The use of open systems as more self-service offerings are made available is a trend that is set to continue. More than half of the airlines surveyed in the SITA 2007 Airline IT Trends Survey offer check-in over the web and 89% expect to offer it within the next two years. By then, 52% of airlines are planning to offer self-boarding and 76% plan to implement mobile phone check-in.
Each of these services adds new layers to the physical and IT security equation, increases security risks and poses the challenge to deliver secure services in a fast and efficient manner.

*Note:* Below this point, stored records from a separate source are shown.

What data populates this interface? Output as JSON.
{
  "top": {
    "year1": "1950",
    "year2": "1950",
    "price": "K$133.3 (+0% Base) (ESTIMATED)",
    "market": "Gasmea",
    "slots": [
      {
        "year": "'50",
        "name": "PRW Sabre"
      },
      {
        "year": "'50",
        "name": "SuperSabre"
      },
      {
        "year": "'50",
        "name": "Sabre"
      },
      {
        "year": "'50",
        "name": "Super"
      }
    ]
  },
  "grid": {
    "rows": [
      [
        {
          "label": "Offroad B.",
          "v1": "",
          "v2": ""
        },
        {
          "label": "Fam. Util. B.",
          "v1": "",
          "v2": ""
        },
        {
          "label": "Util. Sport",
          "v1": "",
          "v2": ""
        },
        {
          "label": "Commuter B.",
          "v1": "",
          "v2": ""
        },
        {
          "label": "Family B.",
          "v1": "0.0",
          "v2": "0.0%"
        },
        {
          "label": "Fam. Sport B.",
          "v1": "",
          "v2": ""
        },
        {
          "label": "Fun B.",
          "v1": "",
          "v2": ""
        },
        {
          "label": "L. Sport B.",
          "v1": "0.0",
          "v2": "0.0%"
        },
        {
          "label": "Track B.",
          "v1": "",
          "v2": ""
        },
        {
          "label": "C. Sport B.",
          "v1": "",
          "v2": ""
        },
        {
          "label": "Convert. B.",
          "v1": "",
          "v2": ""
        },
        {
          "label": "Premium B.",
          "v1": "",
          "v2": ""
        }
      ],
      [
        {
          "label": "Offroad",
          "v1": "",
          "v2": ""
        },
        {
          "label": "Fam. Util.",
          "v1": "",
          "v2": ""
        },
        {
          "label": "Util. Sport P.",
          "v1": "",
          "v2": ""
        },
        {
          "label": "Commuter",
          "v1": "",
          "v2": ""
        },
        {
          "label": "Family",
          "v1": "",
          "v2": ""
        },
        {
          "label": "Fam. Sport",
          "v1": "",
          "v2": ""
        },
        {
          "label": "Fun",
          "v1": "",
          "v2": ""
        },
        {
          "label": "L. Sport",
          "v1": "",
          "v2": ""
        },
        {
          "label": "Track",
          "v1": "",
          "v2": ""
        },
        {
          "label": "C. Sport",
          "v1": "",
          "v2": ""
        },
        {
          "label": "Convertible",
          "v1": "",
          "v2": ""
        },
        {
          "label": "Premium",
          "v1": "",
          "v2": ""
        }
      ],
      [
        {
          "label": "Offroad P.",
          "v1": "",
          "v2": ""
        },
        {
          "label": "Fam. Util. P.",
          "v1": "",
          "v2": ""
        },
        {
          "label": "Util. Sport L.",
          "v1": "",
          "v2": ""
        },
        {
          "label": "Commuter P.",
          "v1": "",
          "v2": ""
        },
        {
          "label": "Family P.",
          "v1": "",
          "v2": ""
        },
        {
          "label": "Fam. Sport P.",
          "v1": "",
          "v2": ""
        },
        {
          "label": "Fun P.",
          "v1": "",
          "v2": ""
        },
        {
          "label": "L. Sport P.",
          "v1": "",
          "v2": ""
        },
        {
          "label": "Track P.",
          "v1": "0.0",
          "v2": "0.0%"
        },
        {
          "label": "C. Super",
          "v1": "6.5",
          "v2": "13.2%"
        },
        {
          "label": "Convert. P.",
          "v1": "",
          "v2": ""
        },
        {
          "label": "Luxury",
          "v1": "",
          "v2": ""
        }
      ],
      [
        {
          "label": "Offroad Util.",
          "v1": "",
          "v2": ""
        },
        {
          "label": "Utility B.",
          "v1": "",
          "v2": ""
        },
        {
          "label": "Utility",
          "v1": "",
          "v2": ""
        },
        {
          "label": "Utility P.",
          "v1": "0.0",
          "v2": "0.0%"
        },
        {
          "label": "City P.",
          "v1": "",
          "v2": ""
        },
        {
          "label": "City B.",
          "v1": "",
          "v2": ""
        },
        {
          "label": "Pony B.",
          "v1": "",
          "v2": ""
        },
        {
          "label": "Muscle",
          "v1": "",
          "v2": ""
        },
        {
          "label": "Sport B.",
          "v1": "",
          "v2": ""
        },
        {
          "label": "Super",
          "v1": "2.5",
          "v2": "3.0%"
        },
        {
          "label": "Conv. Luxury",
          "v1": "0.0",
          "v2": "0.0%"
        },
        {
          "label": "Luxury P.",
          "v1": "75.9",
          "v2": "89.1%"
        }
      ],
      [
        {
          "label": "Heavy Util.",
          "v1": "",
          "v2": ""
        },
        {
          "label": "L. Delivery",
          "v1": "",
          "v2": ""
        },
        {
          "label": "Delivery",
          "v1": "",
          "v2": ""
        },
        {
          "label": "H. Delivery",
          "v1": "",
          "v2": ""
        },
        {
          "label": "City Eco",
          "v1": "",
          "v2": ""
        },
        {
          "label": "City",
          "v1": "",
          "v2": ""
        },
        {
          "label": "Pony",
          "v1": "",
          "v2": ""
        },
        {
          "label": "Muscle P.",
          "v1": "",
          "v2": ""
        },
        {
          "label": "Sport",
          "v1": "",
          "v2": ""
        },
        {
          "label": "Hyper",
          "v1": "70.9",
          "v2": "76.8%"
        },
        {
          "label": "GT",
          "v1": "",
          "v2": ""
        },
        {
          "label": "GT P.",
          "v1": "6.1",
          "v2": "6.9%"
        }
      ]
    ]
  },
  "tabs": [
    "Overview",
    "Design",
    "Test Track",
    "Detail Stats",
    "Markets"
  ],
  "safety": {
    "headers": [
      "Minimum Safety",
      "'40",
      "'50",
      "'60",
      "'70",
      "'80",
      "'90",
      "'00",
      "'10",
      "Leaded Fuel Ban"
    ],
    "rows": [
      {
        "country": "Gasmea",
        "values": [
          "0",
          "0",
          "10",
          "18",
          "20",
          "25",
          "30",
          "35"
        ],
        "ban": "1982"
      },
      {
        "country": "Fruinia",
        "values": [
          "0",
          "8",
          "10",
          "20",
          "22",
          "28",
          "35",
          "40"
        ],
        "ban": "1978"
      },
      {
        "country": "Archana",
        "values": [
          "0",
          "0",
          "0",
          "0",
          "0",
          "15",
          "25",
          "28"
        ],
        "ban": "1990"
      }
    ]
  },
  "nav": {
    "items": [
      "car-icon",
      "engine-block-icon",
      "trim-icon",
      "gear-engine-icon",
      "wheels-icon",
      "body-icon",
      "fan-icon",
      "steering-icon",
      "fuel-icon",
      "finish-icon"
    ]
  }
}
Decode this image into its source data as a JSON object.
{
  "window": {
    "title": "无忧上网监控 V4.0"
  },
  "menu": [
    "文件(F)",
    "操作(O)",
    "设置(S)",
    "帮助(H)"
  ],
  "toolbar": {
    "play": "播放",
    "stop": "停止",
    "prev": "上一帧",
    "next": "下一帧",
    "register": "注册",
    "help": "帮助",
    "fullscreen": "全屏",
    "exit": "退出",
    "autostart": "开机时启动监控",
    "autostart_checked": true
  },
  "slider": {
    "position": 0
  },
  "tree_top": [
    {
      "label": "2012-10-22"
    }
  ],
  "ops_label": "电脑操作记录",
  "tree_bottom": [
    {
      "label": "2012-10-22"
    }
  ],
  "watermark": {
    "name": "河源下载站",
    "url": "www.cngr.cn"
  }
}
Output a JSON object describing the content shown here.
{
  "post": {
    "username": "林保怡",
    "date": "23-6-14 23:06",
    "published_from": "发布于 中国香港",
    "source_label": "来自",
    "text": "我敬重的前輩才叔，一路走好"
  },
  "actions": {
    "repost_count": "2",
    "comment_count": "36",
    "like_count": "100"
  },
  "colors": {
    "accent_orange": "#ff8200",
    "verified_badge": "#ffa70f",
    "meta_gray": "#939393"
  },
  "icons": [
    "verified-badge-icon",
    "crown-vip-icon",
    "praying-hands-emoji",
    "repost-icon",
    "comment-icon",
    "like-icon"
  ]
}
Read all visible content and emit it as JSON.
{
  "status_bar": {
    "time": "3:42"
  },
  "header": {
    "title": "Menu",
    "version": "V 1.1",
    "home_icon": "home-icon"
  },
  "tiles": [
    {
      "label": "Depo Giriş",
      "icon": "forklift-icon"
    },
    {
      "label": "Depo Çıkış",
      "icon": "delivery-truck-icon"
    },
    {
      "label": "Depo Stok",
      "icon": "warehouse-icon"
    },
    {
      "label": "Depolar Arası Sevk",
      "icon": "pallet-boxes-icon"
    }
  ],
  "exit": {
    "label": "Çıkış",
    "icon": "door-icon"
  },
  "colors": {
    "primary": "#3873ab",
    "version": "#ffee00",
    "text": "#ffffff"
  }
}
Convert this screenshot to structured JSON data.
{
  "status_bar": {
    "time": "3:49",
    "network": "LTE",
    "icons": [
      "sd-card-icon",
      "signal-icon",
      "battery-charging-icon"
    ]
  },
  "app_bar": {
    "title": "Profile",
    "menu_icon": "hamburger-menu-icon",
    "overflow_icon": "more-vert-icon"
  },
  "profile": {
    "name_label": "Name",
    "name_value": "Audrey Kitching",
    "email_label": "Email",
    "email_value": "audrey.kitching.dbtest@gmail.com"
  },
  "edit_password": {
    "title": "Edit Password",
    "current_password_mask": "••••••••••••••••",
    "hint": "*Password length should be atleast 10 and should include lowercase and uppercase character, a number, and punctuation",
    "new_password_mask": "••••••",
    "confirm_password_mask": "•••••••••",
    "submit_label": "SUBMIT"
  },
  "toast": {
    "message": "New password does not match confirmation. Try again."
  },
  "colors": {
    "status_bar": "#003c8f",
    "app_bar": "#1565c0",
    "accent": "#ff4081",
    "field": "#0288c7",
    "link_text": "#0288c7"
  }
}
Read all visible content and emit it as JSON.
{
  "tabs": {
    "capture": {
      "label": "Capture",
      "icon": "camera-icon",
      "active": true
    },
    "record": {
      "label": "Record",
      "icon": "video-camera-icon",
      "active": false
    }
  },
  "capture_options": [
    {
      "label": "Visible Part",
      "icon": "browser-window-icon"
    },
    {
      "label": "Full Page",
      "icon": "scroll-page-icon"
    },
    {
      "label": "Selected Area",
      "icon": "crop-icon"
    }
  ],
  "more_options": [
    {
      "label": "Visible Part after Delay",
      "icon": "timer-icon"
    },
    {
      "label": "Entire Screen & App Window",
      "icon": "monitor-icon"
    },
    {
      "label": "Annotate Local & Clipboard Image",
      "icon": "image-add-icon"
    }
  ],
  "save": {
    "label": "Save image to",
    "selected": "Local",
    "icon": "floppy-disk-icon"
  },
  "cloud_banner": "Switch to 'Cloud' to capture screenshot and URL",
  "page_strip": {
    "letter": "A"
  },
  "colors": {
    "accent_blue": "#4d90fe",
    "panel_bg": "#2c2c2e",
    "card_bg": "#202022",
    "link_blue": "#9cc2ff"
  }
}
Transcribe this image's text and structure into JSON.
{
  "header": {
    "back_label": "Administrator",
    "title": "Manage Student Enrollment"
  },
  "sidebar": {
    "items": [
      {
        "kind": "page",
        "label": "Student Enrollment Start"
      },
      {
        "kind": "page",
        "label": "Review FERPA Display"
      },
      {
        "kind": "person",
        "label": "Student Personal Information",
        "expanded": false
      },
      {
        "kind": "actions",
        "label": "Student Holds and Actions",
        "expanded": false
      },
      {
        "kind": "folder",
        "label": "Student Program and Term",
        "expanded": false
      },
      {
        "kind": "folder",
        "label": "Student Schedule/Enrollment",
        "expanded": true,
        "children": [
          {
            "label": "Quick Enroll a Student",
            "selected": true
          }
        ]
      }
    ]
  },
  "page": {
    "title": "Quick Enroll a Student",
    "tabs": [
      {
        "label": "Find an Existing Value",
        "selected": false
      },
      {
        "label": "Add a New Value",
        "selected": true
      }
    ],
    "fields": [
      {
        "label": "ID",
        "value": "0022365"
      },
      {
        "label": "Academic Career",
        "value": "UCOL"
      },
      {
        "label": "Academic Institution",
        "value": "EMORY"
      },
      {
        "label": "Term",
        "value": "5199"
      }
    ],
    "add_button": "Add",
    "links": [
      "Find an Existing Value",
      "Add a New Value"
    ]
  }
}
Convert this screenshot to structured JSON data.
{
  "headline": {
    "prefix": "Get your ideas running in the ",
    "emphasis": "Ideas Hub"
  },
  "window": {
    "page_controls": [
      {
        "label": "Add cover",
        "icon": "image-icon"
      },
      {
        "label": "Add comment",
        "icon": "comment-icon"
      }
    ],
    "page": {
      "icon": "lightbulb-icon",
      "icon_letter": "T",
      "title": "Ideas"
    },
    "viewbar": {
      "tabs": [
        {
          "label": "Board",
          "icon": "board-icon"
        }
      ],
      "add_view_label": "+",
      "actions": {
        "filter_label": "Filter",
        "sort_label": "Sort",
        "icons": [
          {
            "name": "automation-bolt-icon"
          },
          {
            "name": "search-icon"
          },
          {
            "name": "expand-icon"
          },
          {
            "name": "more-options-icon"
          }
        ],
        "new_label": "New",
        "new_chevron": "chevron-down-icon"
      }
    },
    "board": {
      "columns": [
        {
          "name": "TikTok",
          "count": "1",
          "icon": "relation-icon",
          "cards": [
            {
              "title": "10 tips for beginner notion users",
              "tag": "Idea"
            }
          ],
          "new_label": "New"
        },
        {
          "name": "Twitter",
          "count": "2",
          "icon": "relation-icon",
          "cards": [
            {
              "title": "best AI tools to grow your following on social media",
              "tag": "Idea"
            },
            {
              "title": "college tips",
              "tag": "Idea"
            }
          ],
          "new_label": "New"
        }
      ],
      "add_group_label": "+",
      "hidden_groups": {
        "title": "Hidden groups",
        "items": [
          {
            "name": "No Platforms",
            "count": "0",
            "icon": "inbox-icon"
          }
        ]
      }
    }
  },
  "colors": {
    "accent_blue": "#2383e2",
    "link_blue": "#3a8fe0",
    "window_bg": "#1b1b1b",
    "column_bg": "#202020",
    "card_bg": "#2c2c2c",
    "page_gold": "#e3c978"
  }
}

Mark Prince, head of consulting for security, voice and convergence at SITA, says: “Clearly airlines are taking significant steps to respond to network-related security threats as demonstrated by the rise in dedicated security teams and outsourcing to trusted third parties.
“Here at SITA, we have observed the trend to outsource as airlines recognize the specialized focus that is required in this area. We anticipate further outsourcing in 2008 as the pressures of system consolidation and integration from the adoption of new technology, and increasing passenger numbers, continue to rise.”
Though the overall level of network security-related pressure has increased, there are changes in specific areas over the past year. Since last year’s report the priority placed on both e-ticketing and IP migration has reduced somewhat, down from 63% and 49%, to 56% and 44% respectively, suggesting that these elements of Air Transport Industry technology strategy are starting to mature.
The Global Airline IT Security survey also examined the level of IT budgets absorbed by security, the results show that though security spending continues to rise, it is at a reduced rate. Last year’s survey predicted budget increases of an average of 4,5% but the actual spend for 2007 was 4,2%. For 2008, an average increase of 4% is predicted.
The research highlights a number of issues that should prove valuable to airline businesses looking to refine security strategy over the next 12-24 months. The findings will also help readers to benchmark their company security strategy and concerns against those of their peers in the market.
Copies of the full report are available at: www.sita.aero